- _DESCRIPTION OF THE TASK_: In the records below, find the line containing "Convert this screenshot", then copy that line and all lines after it, exactly, omitting every picture.

- _DATA EXTRACTS_:
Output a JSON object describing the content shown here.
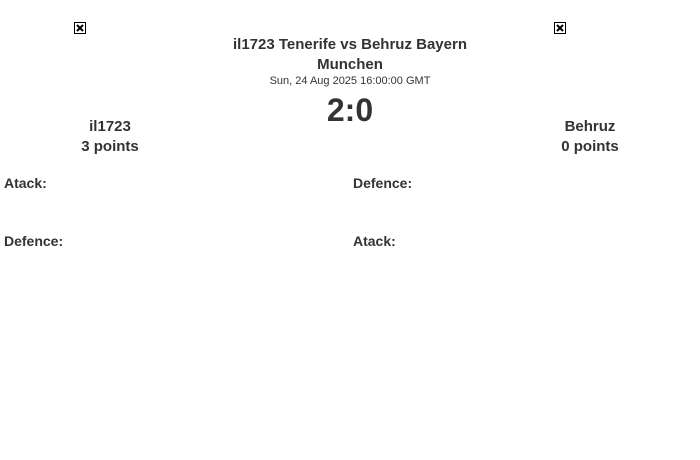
{
  "match": {
    "title": "il1723 Tenerife vs Behruz Bayern Munchen",
    "date": "Sun, 24 Aug 2025 16:00:00 GMT",
    "score": "2:0"
  },
  "home": {
    "name": "il1723",
    "points": "3 points",
    "logo_icon": "broken-image-icon",
    "atack_label": "Atack:",
    "defence_label": "Defence:"
  },
  "away": {
    "name": "Behruz",
    "points": "0 points",
    "logo_icon": "broken-image-icon",
    "defence_label": "Defence:",
    "atack_label": "Atack:"
  }
}
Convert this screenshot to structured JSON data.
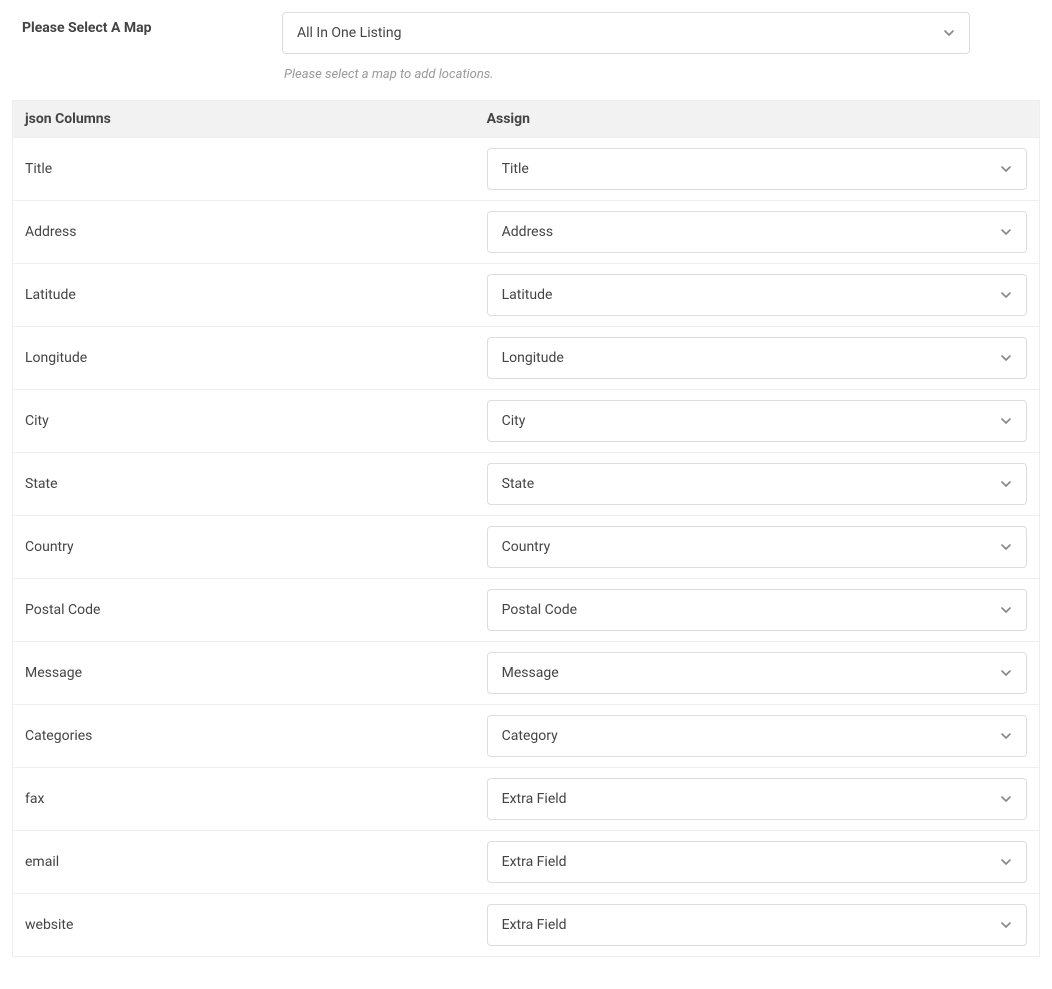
{
  "header": {
    "label": "Please Select A Map",
    "select_value": "All In One Listing",
    "helper": "Please select a map to add locations."
  },
  "table": {
    "col1": "json Columns",
    "col2": "Assign",
    "rows": [
      {
        "name": "Title",
        "value": "Title"
      },
      {
        "name": "Address",
        "value": "Address"
      },
      {
        "name": "Latitude",
        "value": "Latitude"
      },
      {
        "name": "Longitude",
        "value": "Longitude"
      },
      {
        "name": "City",
        "value": "City"
      },
      {
        "name": "State",
        "value": "State"
      },
      {
        "name": "Country",
        "value": "Country"
      },
      {
        "name": "Postal Code",
        "value": "Postal Code"
      },
      {
        "name": "Message",
        "value": "Message"
      },
      {
        "name": "Categories",
        "value": "Category"
      },
      {
        "name": "fax",
        "value": "Extra Field"
      },
      {
        "name": "email",
        "value": "Extra Field"
      },
      {
        "name": "website",
        "value": "Extra Field"
      }
    ]
  }
}
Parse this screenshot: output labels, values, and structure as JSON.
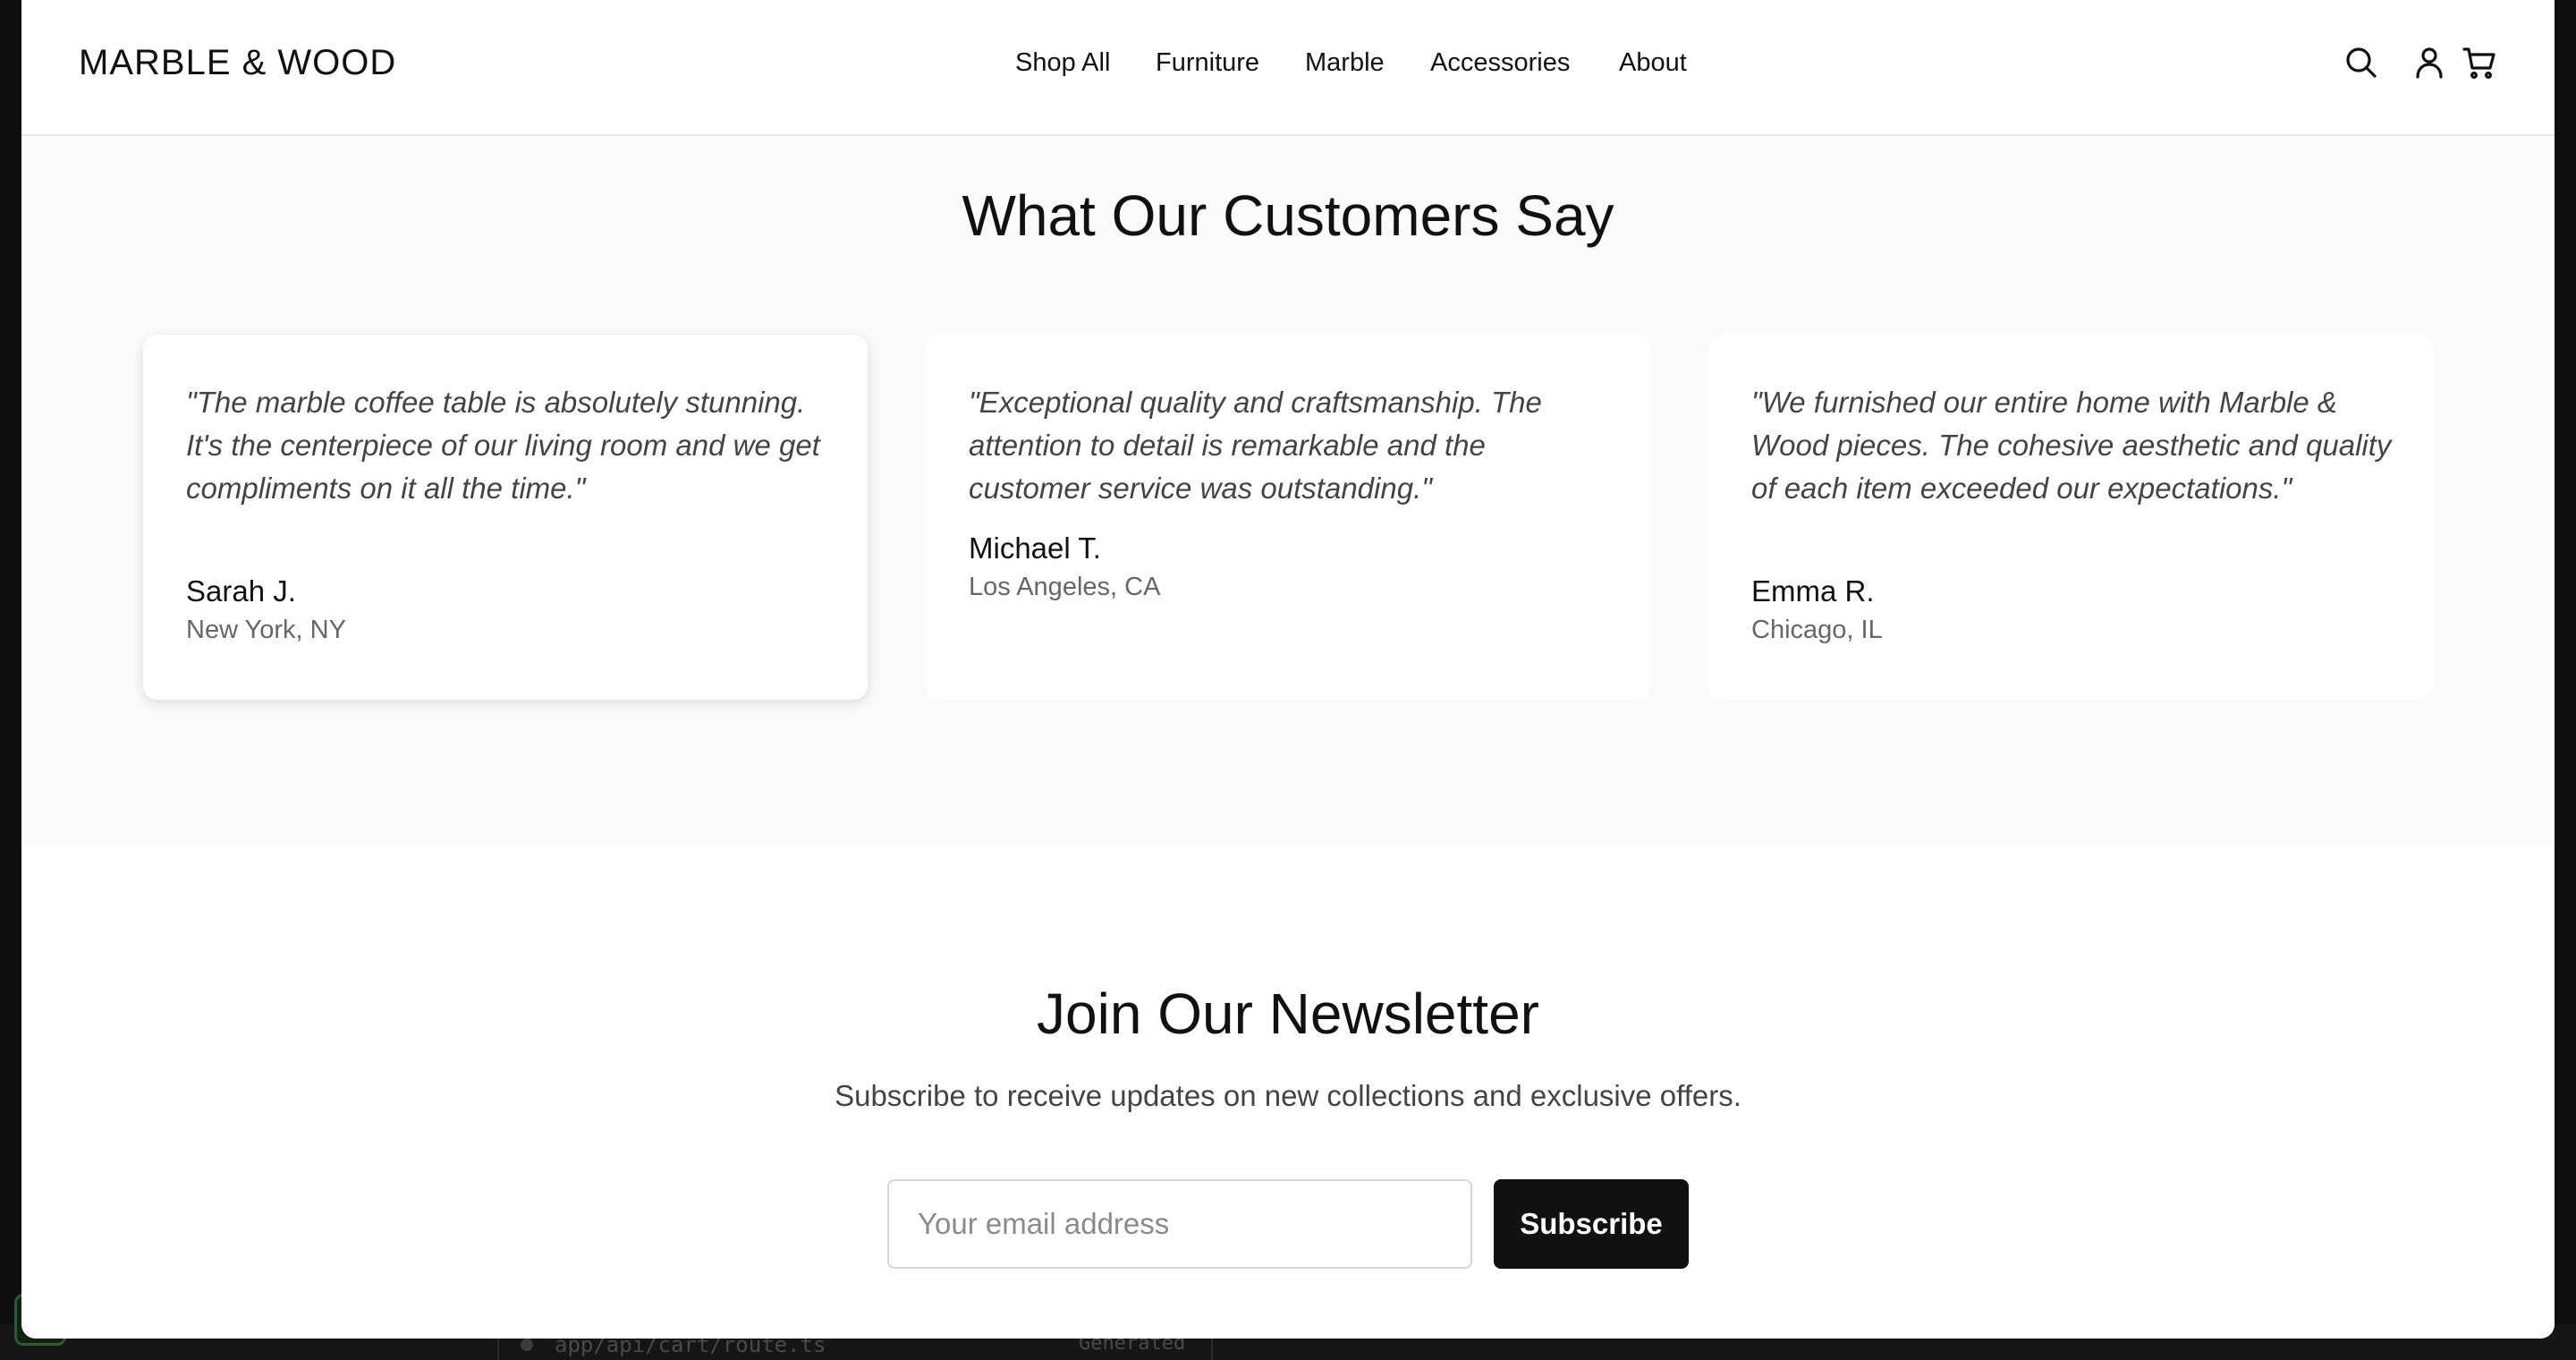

- _ANSWER TO THIS TASK_:
Convert this screenshot to structured JSON data.
{
  "header": {
    "label": "Please Select A Map",
    "select_value": "All In One Listing",
    "helper": "Please select a map to add locations."
  },
  "table": {
    "col1": "json Columns",
    "col2": "Assign",
    "rows": [
      {
        "name": "Title",
        "value": "Title"
      },
      {
        "name": "Address",
        "value": "Address"
      },
      {
        "name": "Latitude",
        "value": "Latitude"
      },
      {
        "name": "Longitude",
        "value": "Longitude"
      },
      {
        "name": "City",
        "value": "City"
      },
      {
        "name": "State",
        "value": "State"
      },
      {
        "name": "Country",
        "value": "Country"
      },
      {
        "name": "Postal Code",
        "value": "Postal Code"
      },
      {
        "name": "Message",
        "value": "Message"
      },
      {
        "name": "Categories",
        "value": "Category"
      },
      {
        "name": "fax",
        "value": "Extra Field"
      },
      {
        "name": "email",
        "value": "Extra Field"
      },
      {
        "name": "website",
        "value": "Extra Field"
      }
    ]
  }
}
Parse this screenshot: output labels, values, and structure as JSON.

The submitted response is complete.